The proposed book series is dedicated in part to unraveling the sense of place that is created by the social momentum of history and promotes the use of social geography and a critical analysis of architecture and planning approaches to contribute to a deeper understanding of the social transformations that have occurred in Iranian cities over the last two centuries. Since no two cities have identical histories, for the purpose of continuity, the books in this series will ad-dress three major themes for each selected city:
1. Local history (and its relation to the larger history of the region) and urban morphology, both spatially and socially;
2. Demographic characteristics, especially in the 19th and 20th centuries; and
3. Social restructuring and spatial development of the city, with an emphasis on planning approaches within the last few decades.
Authors should attempt to depart from the recursive discourse on one history of Iran and focus on creating multiple alternative histories of Iran that emphasize the importance of each locale.

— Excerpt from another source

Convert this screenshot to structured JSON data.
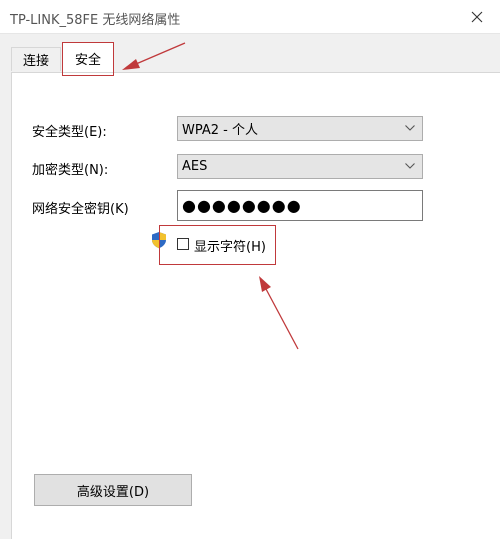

For example, the urban experience of various groups, their relationships with each other and with the local government, will be unraveled both to create the history of the “public” experience in Ira-nian cities and to identify the degree to which various cities conformed to or departed from the singular narratives on Iran’s imperial past.
While the theoretical theme will remain consistent, each book will introduce a new city. Our attempt here is to provide readers with a typology of Iranian cities, as well as the social, economic, political, architectural and environmental variables that may explain the multifaceted nature of Iranian urbanization. All authors should provide a detailed discussion and critical analysis of the planning processes and modernization approaches under the Pahlavi regime and the Islamic Republic. The books should conclude with a summative chapter that addresses the role of con-temporary planning approaches in dealing with growth, non-native residents, employment, environmental conditions, and overall quality of life indicators. Authors may wish to address the ex-tent to which contemporary growth patterns are affecting the older neighborhoods and how social processes are generating a spatially defined class structure.
Exilic & Diasporic Writings (4)
Kamron A. Jabbari, acquisitions editor.
Indo-Aryan Language & Literature (1)
Islamic Art Reprints, (2)
Judeo-Iranian & Jewish Studies Series (4)
Mazda Publishers Reprints (5)
Persian Language Pub. Series (9)
Premier Series (0)
Sasanika Series (5)
General Editor: Touraj Daryaee.
The influence of the Iranian civilization in the historical development
of the Middle East, Central Asia and the Eastern Mediterranean world was paramount, particularly during the Sasanian period (224-651 CE). The Sasanika Series which is part of the Sasanika: Late Antique Iran Project attempts to publish the latest works for scholars around the world about the Sasanian Empire and its influence on the neighboring regions.
The Sasanika Series publications are supported by the Dr. Samuel M. Jordan Center for Persian Studies and Culture at the University of California, Irvine.
UCI Jordan Center Translation Series (1)
Nasrin Rahimieh, Editor in Chief.
University of California, Irvine.
UCLA Armenian History & Culture Series (14)
General Editor: Richard G. Hovannisian.
The UCLA “Historic Armenian Cities and Provinces” series focuses on the Armenian provinces and communities in the Ottoman Empire, with scholars addressing historical, political, cultural, linguistic, social, economic, and religious aspects of the Armenians of these areas and their ultimate destruction in the period between 1894 and 1923.
Zoroastrian Studies Series (3)